Read more: National Day of Action against Bullying and Violence, 2022 May Procession, ‘It’s Time We Talked’ Parent Event.
National Day of Action Against Bullying and Violence
All of this week, Wellbeing groups have been discussing strategies to combat bullies. On Friday, we celebrated the National Day of Action against Bullying and Violence. Australia’s key bullying prevention initiative celebrates 12 years of action, empowering our College community to find workable solutions to prevent bullying.
The theme for 2022 is ‘Kindness Culture.’ By building Kindness Culture together, we can promote inclusion, respect and community belonging for all students at the College.
Building Kindness at Big Brother, Little Brother
In addition to wellbeing content and discussion at Thursday’s assembly, Years 5 and 10 took part in the Big Brother, Little Brother program, enjoying a BBQ lunch, followed by some time together at Bondi Beach, where they were challenged to come up with images as a House that say ‘no’ to bullying.
Our aim is to create a shared understanding of what bullying is, and encourage our students to be upstanders, by stepping in or letting someone know when bullying is occurring. All of us in our community have a role to play in bullying prevention.
What Can Families Do?
The College can be much more effective when parents report bullying to their son’s Head of House and support our efforts to deal with it.
If your son reports that bullying is occurring at school, or the bullying involves students from the College outside of school, you should let the College know about the situation.

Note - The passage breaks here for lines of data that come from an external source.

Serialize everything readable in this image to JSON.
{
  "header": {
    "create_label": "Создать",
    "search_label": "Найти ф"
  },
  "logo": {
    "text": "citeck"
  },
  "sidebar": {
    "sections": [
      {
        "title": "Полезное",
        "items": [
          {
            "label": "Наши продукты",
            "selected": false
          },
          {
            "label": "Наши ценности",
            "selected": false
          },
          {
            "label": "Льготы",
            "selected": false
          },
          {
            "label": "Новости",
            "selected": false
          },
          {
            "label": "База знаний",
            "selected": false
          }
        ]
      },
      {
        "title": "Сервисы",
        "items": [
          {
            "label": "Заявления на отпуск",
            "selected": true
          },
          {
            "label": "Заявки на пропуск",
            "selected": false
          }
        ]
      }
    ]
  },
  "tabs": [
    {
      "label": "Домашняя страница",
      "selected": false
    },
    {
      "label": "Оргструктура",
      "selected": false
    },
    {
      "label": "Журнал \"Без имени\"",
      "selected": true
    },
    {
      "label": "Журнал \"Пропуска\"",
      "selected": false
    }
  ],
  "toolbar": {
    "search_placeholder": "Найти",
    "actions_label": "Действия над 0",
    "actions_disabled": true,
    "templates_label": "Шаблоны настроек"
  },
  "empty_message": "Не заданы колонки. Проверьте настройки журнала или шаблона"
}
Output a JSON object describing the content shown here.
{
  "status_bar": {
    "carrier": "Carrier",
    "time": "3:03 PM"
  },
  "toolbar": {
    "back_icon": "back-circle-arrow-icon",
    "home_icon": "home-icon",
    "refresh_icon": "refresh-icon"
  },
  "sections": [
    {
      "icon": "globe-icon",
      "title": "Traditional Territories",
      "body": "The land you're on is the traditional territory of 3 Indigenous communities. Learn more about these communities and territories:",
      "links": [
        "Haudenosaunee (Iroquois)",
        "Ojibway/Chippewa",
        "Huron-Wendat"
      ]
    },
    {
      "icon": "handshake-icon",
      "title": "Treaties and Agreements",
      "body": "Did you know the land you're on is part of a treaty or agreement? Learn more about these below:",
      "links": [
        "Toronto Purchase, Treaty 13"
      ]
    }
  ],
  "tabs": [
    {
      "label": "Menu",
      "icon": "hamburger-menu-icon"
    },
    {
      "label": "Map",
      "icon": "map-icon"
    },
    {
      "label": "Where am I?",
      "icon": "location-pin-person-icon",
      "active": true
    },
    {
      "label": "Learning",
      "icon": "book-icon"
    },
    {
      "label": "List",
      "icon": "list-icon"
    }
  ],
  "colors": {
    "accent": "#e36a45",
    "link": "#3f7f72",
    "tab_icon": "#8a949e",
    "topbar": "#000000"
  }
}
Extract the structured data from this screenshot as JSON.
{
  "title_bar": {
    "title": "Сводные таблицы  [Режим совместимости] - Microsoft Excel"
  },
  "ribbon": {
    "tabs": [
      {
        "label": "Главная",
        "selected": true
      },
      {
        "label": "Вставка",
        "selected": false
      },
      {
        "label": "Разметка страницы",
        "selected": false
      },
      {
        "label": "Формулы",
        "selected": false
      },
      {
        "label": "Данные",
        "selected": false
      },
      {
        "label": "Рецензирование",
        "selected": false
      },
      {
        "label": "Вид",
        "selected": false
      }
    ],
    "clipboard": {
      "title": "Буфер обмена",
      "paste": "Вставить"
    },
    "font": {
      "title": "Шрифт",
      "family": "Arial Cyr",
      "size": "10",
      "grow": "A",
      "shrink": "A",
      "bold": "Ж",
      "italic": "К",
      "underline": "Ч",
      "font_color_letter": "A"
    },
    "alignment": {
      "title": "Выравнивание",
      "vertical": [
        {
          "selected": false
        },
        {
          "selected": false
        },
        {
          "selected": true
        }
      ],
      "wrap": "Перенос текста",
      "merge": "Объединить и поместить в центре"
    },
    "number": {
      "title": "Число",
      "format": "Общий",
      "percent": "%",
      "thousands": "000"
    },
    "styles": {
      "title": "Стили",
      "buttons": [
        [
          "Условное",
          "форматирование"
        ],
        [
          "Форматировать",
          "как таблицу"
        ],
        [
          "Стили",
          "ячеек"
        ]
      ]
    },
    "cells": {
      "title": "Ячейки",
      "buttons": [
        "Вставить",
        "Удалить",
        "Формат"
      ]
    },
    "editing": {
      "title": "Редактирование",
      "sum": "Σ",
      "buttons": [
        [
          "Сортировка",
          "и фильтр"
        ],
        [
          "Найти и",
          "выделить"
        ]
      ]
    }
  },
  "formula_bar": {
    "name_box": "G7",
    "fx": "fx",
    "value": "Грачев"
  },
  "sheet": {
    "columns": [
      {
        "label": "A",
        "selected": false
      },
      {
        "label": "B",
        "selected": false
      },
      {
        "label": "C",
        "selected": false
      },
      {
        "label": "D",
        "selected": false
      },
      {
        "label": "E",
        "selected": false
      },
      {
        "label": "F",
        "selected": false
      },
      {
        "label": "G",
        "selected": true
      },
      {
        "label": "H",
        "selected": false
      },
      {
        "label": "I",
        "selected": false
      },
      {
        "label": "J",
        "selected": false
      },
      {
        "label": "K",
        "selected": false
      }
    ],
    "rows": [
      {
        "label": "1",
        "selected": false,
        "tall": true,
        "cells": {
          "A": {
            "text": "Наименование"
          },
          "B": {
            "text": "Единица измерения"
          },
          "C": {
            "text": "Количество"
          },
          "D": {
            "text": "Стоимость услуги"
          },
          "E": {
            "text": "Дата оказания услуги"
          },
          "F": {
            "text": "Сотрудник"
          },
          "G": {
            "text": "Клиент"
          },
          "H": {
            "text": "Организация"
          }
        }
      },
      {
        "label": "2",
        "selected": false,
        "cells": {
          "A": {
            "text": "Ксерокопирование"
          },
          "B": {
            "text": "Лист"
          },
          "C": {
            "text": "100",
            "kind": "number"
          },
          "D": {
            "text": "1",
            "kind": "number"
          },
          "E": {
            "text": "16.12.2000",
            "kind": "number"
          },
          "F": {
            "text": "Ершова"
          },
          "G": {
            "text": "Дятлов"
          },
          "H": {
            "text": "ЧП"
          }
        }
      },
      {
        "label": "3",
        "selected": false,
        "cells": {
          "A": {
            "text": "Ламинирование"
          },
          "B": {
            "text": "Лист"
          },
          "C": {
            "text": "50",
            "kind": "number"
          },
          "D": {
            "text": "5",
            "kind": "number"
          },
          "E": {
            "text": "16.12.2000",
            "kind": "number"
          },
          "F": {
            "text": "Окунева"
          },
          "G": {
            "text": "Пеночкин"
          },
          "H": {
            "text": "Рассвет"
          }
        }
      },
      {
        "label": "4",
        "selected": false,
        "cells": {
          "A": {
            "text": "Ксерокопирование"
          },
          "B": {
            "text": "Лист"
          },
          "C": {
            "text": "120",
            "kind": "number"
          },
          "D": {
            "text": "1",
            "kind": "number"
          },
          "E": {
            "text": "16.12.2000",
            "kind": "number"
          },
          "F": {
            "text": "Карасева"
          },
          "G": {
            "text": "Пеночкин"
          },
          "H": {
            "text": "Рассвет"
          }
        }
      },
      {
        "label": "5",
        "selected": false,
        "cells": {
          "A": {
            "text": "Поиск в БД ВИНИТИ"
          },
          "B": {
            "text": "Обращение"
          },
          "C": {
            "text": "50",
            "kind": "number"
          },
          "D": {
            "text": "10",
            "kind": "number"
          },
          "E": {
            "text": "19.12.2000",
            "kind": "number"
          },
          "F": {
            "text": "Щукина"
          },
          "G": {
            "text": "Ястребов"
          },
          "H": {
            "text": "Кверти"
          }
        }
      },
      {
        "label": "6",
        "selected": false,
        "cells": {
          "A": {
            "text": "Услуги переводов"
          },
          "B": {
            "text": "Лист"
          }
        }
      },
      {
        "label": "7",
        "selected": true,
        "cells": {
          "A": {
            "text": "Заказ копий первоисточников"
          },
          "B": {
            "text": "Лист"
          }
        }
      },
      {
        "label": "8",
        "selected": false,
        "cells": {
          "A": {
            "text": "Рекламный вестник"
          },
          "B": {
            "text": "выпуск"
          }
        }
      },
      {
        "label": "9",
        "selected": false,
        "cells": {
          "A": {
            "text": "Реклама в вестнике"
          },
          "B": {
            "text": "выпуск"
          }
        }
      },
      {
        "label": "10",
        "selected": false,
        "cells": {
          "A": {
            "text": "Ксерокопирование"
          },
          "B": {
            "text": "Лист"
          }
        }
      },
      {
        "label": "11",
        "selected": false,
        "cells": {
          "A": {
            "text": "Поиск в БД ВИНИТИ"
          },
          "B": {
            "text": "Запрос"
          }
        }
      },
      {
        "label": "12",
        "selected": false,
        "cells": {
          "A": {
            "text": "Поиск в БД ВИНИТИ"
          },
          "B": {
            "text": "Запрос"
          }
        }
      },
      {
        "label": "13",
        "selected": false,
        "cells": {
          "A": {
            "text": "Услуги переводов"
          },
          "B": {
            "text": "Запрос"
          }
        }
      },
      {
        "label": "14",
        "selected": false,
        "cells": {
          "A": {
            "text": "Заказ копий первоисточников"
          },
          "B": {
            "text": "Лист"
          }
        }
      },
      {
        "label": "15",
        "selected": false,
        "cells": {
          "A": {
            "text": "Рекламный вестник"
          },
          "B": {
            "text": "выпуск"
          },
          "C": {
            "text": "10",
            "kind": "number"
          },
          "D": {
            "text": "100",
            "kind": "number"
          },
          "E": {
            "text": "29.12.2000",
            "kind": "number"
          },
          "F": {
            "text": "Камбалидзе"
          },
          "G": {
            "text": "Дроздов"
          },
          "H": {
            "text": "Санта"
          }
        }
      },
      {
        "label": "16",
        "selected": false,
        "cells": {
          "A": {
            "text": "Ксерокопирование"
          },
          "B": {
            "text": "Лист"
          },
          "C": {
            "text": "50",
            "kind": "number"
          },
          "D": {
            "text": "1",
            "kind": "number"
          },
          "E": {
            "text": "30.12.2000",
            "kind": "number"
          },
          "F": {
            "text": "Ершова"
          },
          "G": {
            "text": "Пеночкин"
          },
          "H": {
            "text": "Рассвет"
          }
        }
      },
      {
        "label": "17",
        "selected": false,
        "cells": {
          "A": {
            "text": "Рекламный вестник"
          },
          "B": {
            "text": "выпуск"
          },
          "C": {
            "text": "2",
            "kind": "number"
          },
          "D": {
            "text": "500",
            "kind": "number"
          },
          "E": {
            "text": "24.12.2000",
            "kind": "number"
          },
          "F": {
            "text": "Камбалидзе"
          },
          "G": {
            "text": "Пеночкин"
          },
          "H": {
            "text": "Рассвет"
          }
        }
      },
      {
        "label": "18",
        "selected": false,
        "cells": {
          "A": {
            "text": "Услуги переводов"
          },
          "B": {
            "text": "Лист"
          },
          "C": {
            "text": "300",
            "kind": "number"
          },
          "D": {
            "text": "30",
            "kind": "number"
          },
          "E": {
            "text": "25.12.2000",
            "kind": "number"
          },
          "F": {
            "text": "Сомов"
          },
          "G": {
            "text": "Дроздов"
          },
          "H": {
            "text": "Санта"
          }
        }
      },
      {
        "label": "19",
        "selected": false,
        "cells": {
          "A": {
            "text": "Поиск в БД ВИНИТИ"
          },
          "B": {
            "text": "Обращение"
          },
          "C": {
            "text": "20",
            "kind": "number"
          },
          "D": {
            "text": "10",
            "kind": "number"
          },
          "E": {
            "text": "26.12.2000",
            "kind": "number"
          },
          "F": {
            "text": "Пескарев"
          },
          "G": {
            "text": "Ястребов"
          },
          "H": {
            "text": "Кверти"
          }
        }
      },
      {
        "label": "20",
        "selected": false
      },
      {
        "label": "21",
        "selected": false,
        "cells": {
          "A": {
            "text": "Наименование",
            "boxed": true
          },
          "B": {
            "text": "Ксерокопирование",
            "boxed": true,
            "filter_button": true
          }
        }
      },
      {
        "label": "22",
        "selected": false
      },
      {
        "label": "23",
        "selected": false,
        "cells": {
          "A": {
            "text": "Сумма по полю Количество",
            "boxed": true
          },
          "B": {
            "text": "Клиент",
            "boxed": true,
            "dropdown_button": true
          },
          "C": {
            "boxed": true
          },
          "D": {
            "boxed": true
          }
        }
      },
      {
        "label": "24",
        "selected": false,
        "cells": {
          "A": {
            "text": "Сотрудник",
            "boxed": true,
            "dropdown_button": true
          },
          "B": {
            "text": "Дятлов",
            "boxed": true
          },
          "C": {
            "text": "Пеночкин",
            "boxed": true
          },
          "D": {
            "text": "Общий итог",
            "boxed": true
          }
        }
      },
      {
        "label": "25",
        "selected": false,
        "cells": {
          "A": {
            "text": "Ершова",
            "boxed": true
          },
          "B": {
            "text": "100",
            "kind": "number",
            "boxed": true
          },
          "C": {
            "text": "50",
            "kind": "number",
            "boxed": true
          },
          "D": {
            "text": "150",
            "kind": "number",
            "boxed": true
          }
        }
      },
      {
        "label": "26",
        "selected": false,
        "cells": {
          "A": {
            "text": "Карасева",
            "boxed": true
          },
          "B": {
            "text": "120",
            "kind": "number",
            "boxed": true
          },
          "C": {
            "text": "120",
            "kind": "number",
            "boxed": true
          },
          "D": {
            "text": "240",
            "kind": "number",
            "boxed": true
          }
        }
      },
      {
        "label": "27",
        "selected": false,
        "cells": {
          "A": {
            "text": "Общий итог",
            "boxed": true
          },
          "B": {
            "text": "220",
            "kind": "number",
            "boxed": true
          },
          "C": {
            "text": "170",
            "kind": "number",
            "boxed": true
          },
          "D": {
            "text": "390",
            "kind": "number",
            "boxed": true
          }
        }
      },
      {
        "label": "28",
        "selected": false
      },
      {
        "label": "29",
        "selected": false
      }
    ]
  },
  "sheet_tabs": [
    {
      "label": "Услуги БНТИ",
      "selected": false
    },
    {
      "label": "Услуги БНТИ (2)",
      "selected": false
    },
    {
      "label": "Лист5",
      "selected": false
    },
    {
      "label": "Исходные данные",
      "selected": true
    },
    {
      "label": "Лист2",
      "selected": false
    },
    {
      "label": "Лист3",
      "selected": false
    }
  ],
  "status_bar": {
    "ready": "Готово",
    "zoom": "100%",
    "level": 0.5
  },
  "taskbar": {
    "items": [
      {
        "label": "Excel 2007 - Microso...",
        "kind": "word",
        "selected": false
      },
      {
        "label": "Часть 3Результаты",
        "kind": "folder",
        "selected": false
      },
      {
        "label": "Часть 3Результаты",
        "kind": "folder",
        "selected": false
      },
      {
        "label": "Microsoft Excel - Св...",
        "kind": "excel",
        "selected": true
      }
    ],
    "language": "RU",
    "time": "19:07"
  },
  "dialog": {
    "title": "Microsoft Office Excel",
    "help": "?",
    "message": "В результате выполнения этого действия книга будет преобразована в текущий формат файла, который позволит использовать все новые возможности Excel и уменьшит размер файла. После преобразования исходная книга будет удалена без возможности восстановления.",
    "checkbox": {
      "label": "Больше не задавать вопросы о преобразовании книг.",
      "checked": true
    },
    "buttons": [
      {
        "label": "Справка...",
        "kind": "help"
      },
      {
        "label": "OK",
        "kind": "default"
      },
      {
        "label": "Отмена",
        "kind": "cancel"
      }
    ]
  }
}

Working together with the College is the best way to help your child resolve bullying issues.
The College will work with you to resolve the situation, and will also work with the other student’s parents. Due to privacy laws, we are not able to share information about any other students involved.
Tips for Contacting the College
Remain calm and focus on being constructive (even if you feel upset).
checking our policy on bullying, which can be found on the College website
making a time to talk with your son’s Head of House, either by phone, by email or by setting up a Zoom or face-to-face meeting
writing notes, (and any other records,) based on what your son has told you, so that you can be as clear as possible about what happened. The more information and evidence that you can provide, (names, screenshots, text messages, witnesses’ names etc), the easier it will be for the College to follow your contact up in a timely manner
allowing time for procedural fairness. Many cases of bullying are not black and white. Some cases involve fault from both parties. The College investigates allegations of bullying thoroughly, taking statements from all students involved, witnesses, and sourcing evidence such as video footage.
being clear about the definition of bullying. Bullying is an ongoing misuse of power in relationships, through repeated verbal, physical and/or social behaviours, that cause physical and/or psychological harm. It can involve an individual or a group misusing their power over one or more persons. This can be online, face to face, or hidden.
Compulsory 2022 May Procession – Save the Date
Our annual May Procession is fast approaching.
When: Sunday, 1 May
Time: 12pm-1:30pm. Students need to be in the Quadrangle by 11:30am.
Where: Centenary Quad, Waverley College.
This wonderful celebration of our College founder, Blessed Edmund Rice, and Mary our Mother, is a compulsory event for all students. As such, full school uniform including blazer and tie must be worn.
Students need to get their names marked off by their Mentor on arrival.
‘It’s Time We Talked’ Online Parent Evening – Save the Date
When: Tuesday, 26 April
‘It’s Time We Talked’ is a violence prevention initiative that supports young people, parents, schools, government and the community sector, to understand and address the influence of pornography.
‘It’s Time We Talked’ grew out of Maree Crabbe’s work with young people in secondary schools and community settings.
Maree noticed that pornography was increasingly playing a role in how young people learn about, think about and experience sexuality.
The young people she worked with were keen to talk about pornography, but the adults in their lives often had no idea about pornography’s prevalence or influence – and those who did, often didn’t feel equipped to have the conversations.
These observations led to more questions, research, planning and writing. With significant philanthropic support, ‘It’s Time We Talked’ began in 2009.
Following a presentation to staff earlier in the day, Maree will be presenting to parents that evening.
How to Join the Zoom Meeting
Meeting ID: 896 5492 2955
Mr Patrick Brennan
Deputy Principal (Staff and Student Wellbeing)